In addition to a comprehensive physical exam and medical history evaluation, there are a number of tests your doctor may conduct in order to determine whether you or a loved one have experienced a stroke and to help pinpoint what may have caused it. Diagnosis is important because the faster a stroke victim receives treatment, the better the odds of relieving or reversing stroke symptoms.
No single blood test can positively determine that a stroke occurred. Blood tests are typically used in conjunction with the presence of other signs and symptoms, imaging tests, and a patient’s health history or any related coexisting medical conditions.
Your doctor may order a number of blood tests, including:
- A complete blood count (CBC) to identify conditions associated with a stroke such as anemia or infection
- A blood chemistry test to check for high blood glucose levels (its symptoms can mimic a stroke; additionally, diabetes is risk factor for stroke)
- Blood lipid tests to check cholesterol levels
- Coagulation tests that can determine how quickly your blood clots because excessive bleeding and excessive clotting are both risk factors for stroke
An ultrasound is a type of noninvasive imaging test that uses sound waves to create a picture of internal organs, including blood vessels.
A carotid ultrasound is used to specifically look at the carotid arteries – the two large blood vessels on either side of your neck that transport blood from the heart to the brain.
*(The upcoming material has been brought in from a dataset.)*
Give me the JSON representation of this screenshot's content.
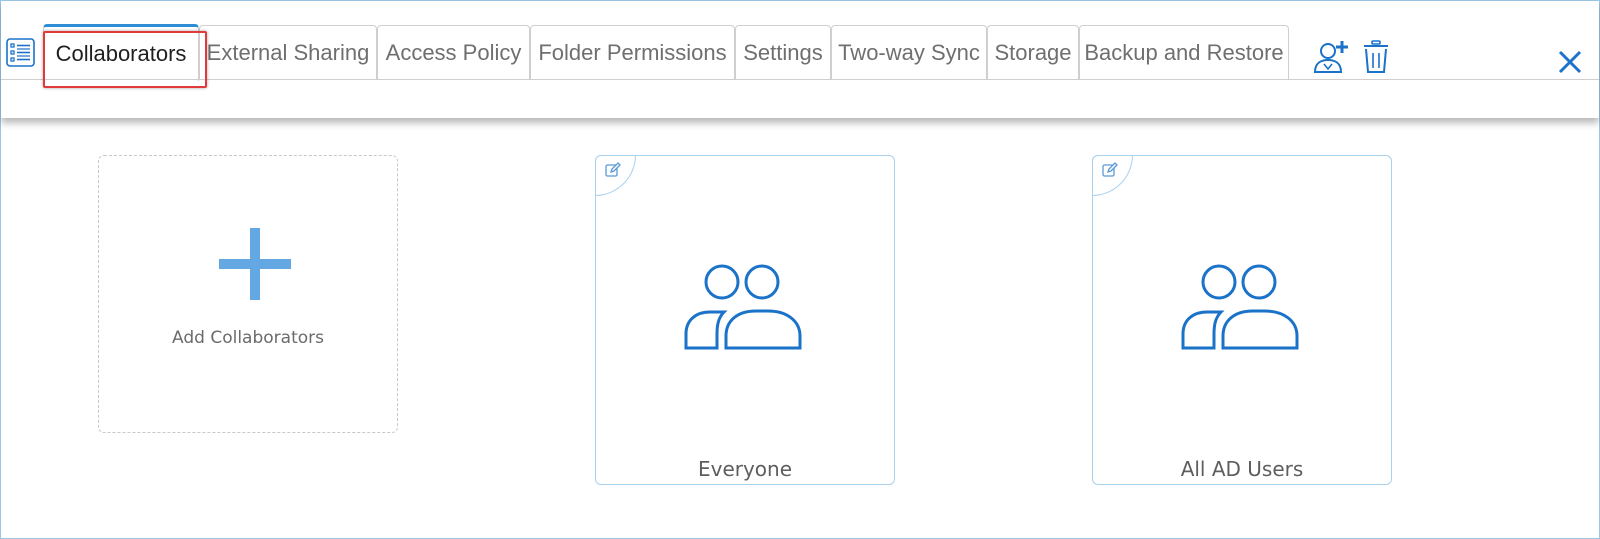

This ultrasound can identify blood clots, plaque buildup in the arteries, or other problems with blood flow.
During the test, a vascular technician will place some gel on your skin and gently move a handheld device (transducer) over your skin. This test takes about 15 minutes to complete.
Much like an ultrasound, an echocardiogram uses sound waves that echo off different parts of the body to create an image. Echocardiograms focus on the heart and can be used to identify the possible source of a blood clot that may have traveled from the heart to the brain and caused a stroke.
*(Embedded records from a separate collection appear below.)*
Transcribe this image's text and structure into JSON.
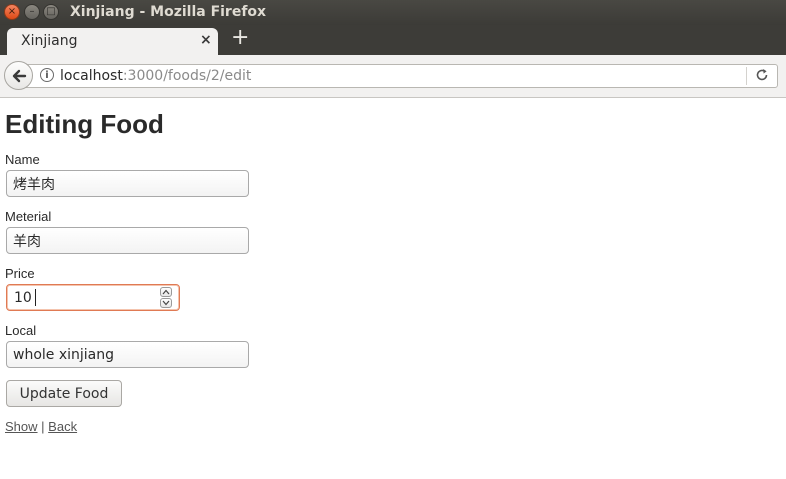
{
  "window": {
    "title": "Xinjiang - Mozilla Firefox",
    "buttons": {
      "close": "×",
      "minimize": "–",
      "maximize": "□"
    }
  },
  "tabs": [
    {
      "label": "Xinjiang",
      "close": "×"
    }
  ],
  "new_tab": "+",
  "address_bar": {
    "host": "localhost",
    "path": ":3000/foods/2/edit"
  },
  "page": {
    "heading": "Editing Food",
    "fields": [
      {
        "label": "Name",
        "value": "烤羊肉"
      },
      {
        "label": "Meterial",
        "value": "羊肉"
      },
      {
        "label": "Price",
        "value": "10"
      },
      {
        "label": "Local",
        "value": "whole xinjiang"
      }
    ],
    "submit_label": "Update Food",
    "links": {
      "show": "Show",
      "separator": "|",
      "back": "Back"
    }
  }
}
In a transthoracic echocardiogram (TTE), a handheld transducer is positioned on the outside of the chest to create an image of the heart and its blood vessels.
In a transesophageal echocardiogram (TEE), a transducer is attached to an endoscope and passed through the esophagus to take pictures of the heart. This type of echocardiogram is typically used when the doctor cannot achieve good visualization with TTE.
An angiogram creates images of the inside of blood vessels and is used to detect blockages or other circulatory problems.
A noninvasive angiogram can be performed with either magnetic resonance imaging (MRI) or a computed tomography (CT) scan. A contrast dye is injected into the patient’s bloodstream just prior to the imaging procedure.
A magnetic resonance angiogram (MRA) uses MRI technology (magnetic fields) to create the images, and can clearly detect damaged brain tissue. A CT scan, on the other hand, uses X-rays to create the images, and is really good at detecting current bleeding in the brain.
A cerebral angiogram creates detailed images of the arteries in your brain and neck. It can reveal blocked or narrowed blood vessels.
During this outpatient procedure, a small incision is made and a tiny catheter is inserted into an artery in the leg or arm and guided with the help of X-ray technology to the location of the carotid arteries in the neck. A contrast dye is injected to help the blood vessels show up more clearly on the subsequent X-ray imaging. A similar procedure, intra-arterial digital subtraction angiography (IADSA), obtains the images electronically instead of with X-rays.
Using a catheter is valuable as it allows both diagnosis and treatment in a single procedure.
A cerebral angiogram may be ordered by your doctor if a previous test such as a CT scan reveals vascular abnormalities.